Entries shown =
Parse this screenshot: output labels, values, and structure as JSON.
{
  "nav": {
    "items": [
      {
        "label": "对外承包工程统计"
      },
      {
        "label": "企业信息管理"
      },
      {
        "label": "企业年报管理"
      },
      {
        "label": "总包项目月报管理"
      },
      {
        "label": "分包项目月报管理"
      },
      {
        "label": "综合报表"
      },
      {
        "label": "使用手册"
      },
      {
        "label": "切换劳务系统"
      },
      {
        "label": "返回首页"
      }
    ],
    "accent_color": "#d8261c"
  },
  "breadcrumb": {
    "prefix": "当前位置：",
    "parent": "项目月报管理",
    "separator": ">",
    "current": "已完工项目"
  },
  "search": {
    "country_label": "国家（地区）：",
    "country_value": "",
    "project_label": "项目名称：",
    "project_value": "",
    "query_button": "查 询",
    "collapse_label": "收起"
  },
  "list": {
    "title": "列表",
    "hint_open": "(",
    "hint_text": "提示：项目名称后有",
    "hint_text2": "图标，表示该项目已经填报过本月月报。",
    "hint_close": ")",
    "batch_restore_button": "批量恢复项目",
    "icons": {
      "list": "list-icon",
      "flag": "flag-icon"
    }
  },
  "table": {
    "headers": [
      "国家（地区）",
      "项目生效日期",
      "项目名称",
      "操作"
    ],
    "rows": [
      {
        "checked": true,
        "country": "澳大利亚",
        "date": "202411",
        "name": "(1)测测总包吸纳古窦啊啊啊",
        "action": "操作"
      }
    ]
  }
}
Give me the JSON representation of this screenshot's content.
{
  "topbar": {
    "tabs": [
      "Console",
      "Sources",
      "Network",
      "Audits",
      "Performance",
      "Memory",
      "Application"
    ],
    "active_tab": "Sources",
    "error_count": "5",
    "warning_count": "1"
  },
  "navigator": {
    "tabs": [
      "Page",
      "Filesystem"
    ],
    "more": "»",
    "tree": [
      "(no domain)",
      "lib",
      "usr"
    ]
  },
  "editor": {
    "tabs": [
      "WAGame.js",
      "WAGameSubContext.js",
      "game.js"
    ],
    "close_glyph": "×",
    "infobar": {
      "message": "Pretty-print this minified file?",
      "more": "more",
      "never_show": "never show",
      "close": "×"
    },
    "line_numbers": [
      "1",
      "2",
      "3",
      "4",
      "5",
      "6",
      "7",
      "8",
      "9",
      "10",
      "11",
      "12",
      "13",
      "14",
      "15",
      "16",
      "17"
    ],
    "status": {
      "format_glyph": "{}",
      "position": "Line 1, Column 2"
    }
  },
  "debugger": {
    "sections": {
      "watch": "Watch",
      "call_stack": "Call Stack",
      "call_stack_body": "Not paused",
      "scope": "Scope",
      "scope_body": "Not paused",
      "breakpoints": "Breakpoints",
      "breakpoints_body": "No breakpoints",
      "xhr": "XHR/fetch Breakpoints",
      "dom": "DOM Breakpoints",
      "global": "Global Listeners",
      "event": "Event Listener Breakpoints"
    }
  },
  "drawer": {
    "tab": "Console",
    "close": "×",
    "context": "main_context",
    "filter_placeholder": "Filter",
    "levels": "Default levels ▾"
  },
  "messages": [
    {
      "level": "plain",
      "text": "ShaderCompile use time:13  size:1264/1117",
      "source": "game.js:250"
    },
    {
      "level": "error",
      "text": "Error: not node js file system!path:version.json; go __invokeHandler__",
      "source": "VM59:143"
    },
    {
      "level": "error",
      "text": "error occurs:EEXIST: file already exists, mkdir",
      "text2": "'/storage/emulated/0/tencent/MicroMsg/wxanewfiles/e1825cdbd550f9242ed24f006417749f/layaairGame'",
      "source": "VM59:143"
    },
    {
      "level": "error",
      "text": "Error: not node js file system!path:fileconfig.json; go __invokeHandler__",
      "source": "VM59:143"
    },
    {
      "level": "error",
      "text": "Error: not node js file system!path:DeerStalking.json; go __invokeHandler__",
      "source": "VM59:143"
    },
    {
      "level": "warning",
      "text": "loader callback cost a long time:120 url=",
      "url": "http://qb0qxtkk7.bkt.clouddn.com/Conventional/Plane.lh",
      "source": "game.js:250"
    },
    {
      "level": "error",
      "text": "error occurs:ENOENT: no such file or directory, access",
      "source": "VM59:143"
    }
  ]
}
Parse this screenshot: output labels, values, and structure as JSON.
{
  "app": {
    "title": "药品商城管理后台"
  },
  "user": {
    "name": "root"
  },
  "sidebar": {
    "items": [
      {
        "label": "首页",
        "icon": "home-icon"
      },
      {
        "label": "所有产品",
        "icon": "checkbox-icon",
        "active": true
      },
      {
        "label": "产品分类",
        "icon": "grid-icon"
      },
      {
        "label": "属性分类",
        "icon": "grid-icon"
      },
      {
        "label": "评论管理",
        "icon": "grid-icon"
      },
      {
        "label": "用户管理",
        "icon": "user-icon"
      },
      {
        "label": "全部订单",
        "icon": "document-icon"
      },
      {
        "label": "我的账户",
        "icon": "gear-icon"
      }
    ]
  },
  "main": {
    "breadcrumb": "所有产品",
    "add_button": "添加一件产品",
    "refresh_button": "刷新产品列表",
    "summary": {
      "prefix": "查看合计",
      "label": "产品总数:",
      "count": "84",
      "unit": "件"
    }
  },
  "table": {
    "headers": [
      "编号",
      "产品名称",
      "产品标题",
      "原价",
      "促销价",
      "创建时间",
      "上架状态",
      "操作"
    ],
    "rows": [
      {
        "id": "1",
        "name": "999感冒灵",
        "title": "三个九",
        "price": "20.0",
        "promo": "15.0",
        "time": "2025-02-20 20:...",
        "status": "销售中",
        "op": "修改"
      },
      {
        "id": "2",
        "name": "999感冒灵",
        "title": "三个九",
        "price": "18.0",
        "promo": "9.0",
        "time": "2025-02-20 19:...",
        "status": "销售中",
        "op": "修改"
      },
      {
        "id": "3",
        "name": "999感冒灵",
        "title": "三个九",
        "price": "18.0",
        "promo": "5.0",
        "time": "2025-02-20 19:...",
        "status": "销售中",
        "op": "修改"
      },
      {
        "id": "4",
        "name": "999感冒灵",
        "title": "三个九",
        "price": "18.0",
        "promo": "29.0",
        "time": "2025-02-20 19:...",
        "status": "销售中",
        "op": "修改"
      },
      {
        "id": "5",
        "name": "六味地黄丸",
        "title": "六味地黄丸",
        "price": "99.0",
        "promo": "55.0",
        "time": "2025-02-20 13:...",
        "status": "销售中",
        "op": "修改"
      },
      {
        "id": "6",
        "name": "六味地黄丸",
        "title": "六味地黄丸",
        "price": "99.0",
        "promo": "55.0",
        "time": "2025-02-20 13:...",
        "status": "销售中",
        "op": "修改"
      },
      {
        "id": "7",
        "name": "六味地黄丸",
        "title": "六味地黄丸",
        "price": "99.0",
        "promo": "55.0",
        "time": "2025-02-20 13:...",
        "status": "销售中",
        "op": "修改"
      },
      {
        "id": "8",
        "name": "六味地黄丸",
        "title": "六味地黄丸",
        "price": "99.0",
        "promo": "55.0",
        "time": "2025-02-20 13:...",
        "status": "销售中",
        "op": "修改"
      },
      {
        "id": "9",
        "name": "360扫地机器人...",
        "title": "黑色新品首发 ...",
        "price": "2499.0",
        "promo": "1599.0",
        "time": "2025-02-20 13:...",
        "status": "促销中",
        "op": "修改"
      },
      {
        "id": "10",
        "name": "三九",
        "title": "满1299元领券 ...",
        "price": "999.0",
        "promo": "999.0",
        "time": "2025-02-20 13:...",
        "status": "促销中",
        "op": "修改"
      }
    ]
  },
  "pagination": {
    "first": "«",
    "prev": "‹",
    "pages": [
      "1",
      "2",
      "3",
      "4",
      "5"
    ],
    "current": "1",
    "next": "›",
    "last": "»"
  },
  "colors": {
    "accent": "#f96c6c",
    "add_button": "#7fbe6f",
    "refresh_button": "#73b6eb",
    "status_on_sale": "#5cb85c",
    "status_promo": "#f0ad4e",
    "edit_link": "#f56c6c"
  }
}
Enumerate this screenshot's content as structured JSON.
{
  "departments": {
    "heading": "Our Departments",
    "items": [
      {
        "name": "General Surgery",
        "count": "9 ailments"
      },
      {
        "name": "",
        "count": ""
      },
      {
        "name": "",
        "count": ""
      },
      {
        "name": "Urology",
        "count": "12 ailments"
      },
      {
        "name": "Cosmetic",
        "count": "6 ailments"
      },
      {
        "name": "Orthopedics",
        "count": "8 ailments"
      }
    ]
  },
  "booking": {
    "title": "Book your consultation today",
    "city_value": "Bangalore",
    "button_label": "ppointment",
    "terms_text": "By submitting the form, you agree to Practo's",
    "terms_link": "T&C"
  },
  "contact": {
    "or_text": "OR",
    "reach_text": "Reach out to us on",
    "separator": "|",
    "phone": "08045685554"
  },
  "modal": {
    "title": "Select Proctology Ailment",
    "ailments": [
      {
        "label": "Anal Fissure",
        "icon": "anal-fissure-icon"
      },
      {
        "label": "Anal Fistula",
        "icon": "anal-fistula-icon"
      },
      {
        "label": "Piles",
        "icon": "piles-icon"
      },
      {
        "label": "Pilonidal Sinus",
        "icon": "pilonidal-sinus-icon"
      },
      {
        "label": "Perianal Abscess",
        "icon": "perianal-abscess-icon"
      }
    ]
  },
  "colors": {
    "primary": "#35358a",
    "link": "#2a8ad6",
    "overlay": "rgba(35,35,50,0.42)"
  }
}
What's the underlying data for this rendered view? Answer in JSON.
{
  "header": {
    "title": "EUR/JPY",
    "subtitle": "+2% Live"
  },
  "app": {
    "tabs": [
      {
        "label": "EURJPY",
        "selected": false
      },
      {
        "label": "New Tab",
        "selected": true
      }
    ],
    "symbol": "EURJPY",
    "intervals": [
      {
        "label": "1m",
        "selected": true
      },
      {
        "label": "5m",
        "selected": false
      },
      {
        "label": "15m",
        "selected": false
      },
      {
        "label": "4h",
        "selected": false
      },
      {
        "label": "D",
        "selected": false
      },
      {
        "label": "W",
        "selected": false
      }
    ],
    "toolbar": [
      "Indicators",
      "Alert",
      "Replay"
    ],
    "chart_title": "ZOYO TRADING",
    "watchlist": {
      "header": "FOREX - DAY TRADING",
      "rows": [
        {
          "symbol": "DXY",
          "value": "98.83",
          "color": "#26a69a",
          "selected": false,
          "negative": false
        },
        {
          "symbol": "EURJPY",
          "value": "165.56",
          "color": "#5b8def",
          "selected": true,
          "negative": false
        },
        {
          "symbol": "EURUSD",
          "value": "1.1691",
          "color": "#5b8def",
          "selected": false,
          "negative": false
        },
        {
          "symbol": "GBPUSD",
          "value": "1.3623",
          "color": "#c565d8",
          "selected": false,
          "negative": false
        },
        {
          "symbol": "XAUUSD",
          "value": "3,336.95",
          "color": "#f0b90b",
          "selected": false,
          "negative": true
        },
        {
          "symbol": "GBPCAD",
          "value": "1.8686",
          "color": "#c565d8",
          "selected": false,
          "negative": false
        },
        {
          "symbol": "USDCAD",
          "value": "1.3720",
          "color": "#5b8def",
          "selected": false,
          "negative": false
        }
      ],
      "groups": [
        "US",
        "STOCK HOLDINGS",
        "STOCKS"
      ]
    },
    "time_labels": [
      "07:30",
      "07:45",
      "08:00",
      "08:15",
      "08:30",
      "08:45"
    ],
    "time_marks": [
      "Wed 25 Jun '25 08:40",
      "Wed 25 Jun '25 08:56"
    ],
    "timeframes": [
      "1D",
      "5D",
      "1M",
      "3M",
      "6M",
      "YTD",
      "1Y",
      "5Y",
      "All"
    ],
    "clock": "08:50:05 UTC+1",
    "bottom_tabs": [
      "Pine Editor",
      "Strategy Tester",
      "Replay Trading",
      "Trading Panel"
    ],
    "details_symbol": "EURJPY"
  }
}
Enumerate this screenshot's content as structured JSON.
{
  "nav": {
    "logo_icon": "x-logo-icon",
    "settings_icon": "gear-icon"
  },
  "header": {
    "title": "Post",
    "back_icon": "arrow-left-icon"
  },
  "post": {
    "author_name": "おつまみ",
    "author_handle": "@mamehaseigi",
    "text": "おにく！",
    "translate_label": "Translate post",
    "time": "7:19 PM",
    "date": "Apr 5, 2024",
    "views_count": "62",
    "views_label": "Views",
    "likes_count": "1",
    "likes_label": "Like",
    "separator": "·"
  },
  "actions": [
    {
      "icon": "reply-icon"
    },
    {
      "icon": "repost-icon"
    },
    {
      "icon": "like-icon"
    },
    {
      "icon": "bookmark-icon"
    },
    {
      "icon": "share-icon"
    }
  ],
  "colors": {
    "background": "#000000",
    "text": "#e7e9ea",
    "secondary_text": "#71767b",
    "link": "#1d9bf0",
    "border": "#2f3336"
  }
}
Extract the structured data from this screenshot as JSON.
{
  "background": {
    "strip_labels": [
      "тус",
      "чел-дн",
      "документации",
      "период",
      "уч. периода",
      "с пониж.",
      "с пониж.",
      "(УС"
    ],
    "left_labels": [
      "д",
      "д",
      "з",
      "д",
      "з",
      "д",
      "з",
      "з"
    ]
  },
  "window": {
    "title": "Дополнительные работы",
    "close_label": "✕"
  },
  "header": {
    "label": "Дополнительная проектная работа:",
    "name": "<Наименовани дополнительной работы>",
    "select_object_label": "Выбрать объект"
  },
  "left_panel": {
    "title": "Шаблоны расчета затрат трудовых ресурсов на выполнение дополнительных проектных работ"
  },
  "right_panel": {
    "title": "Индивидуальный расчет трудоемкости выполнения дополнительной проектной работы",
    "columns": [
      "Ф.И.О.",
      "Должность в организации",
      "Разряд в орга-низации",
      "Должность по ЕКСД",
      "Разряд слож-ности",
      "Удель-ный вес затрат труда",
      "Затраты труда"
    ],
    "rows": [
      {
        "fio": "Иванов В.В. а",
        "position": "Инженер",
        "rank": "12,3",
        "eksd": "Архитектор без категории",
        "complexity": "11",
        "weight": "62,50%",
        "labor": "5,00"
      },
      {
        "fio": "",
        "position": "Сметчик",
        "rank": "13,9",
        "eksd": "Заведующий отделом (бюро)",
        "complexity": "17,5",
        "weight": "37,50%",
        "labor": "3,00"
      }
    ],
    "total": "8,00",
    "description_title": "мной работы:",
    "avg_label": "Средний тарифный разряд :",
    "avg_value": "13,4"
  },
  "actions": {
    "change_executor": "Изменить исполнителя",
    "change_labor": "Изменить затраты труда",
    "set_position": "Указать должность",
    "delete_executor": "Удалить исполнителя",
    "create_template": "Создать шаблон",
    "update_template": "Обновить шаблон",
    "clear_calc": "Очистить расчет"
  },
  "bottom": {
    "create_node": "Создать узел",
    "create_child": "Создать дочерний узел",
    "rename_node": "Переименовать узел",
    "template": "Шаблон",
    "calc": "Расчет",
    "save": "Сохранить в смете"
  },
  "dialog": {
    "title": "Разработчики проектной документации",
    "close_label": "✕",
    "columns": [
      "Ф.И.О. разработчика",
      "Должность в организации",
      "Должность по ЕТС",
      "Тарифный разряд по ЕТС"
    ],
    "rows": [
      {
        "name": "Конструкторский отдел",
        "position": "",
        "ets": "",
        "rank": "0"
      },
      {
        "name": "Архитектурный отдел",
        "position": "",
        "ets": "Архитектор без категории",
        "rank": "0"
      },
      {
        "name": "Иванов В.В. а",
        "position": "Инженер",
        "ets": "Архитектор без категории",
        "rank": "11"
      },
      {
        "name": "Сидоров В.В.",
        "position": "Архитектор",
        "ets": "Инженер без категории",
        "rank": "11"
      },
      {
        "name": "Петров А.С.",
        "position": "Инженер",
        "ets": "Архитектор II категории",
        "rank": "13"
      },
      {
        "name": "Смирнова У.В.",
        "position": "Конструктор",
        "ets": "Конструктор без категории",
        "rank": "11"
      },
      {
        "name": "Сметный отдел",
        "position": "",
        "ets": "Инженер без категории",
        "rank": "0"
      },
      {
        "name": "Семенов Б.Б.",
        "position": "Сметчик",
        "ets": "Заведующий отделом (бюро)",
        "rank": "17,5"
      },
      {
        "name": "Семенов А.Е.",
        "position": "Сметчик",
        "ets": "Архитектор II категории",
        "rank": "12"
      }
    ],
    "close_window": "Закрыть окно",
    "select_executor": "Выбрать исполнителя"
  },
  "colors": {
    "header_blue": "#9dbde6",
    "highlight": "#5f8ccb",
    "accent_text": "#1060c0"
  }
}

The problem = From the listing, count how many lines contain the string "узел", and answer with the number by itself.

Response to this task = 3